August 21, 2012
‘Jersey Shore Shark Attack’ (2012) and SyFy as Troma
When we got back from the Al Quds rally, I vegged out by watching Jersey Shore Shark Attack (2012).
I thought it would be fun to watch the ginos I grew up with getting their legs bitten off, but annoyingly, the wops save the day.
Still, it had its moments. (They lure the sharks into a cove by throwing sportsbars in the water.)
And I thought, “This has got to be by the same people who made that Danny Bonaduce Bigfoot movie.”
I was right, and it looks like I’m really late to this party:
UPDATE: thanks to the reader who sent this in (NSFW)…
SyFy was behind both, along with the also-similar-looking/feeling Dinocroc vs Supergator, Megapython vs Gateroid -- but not, I was amazed to learn, MegaShark vs Giant Octopus OR Mega Shark vs. Crocosaurus, which are from a totally different bunch of people. Could’ve fooled me.
I’m too lazy to do all the cross referencing using IMDB but surely lots of the same people are involved in all these latter day B-movies, even though the production companies and distributors are different.
Anyway, that got me thinking about Troma and how much I hate them.
People used to say to me, “Kathy, if you like bad movies, you need to rent Surf Nazis Must Die” or some other Troma movie. I did, and these people are wrong.
From what I can make out Lloyd Kaufman and company intentionally set out to make bad movies.
They think this is what people like Ed Wood or Roger Corman or Russ Meyer did.
Those far superior set out to make really cheap movies really fast, but they did not try to make them horrible.
Ed Wood was trying to say something. Probably something stupid, but still. Frankly, I don’t see the difference between this:
And this allegedly deep and profound art film all the cool kids were raving about in 1982, except the Philip Glass score makes it hip:
You don’t hire talents like Jack Nicholson, Peter Bogdonovich and Martin Scorsese if you intentionally want to make a bad movie.
They think they can make the equivalent of Little Shop of Horrors by coming up with a funny, gimmicky title, skipping over the actual creativity, hard work and business smarts of your Corman or Meyer, then somehow still magically produce stuff on a par with their B-films.
The results speak for themselves.
Troma hasn’t made an OK film since Chopper Chicks in Zombie Town.
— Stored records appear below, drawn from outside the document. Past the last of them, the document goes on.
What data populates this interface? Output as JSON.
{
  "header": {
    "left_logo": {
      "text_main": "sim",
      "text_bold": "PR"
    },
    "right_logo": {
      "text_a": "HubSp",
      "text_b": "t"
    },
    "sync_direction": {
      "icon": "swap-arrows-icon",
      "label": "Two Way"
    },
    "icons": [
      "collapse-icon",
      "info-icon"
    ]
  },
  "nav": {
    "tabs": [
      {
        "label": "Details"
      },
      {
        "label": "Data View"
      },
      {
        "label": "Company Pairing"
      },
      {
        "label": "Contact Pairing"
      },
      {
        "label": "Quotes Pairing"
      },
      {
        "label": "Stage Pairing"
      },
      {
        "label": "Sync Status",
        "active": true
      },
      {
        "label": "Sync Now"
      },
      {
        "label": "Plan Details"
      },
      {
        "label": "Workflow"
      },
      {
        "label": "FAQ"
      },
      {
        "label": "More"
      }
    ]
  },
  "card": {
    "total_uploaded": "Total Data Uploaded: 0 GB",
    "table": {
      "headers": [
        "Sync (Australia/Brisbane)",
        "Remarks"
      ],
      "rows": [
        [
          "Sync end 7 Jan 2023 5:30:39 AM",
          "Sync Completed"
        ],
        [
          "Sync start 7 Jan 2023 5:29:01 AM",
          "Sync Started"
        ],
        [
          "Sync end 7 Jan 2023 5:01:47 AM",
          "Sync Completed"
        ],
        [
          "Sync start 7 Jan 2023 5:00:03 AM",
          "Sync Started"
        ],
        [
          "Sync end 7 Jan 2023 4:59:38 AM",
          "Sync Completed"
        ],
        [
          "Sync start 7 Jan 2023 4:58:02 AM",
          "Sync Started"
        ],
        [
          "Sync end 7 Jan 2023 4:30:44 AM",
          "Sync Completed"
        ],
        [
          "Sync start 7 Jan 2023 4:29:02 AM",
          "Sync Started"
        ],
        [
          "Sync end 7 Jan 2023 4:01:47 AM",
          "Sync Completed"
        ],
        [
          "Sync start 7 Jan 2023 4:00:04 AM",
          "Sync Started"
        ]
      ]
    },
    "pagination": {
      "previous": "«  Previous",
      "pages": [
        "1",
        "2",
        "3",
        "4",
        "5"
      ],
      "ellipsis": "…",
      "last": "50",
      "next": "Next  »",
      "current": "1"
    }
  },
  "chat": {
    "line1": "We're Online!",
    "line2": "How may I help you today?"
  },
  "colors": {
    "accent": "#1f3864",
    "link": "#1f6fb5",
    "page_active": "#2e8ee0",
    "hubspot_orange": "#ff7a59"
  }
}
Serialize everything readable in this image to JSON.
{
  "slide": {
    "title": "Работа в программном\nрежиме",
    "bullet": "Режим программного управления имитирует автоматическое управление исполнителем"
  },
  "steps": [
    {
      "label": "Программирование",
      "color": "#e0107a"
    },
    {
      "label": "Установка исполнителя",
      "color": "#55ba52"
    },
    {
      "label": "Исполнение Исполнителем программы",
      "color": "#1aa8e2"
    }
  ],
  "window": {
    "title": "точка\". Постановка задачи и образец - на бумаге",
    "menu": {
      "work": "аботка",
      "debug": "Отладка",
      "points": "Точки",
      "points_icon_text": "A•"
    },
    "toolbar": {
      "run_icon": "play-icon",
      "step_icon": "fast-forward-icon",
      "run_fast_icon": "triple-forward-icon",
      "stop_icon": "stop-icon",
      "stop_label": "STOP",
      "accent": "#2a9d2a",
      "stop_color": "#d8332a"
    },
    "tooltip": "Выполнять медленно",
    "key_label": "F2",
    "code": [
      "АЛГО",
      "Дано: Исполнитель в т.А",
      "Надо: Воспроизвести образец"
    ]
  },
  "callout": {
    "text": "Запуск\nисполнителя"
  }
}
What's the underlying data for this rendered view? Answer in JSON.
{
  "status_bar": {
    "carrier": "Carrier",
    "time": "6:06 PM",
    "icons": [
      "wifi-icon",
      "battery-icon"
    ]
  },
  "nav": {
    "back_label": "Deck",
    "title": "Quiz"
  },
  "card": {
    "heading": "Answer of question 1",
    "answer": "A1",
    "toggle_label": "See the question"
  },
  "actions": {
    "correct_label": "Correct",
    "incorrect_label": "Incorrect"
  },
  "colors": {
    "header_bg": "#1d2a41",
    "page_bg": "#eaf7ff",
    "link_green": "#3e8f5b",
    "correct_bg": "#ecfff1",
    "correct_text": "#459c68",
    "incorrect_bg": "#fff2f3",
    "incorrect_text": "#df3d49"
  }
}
Most of their stuff is unwatchable drek and, frankly, Kaufman seems like a creep.
SyFy (and its imitators) are pulling off what Troma’s being trying and failing to do for decades, and SyFy’s budgets are not big.
But it isn’t all about money, its about attitude.
When you begin with a cynical approach and try to cut corners on any recipe, the results speak for themselves.
This applies to anything you’re trying to pull off, especially things like “viral” videos and other publicity campaigns.
Simply mimicking the superficial aspects of successful models while skipping over the foundations that made them successful will always backfire.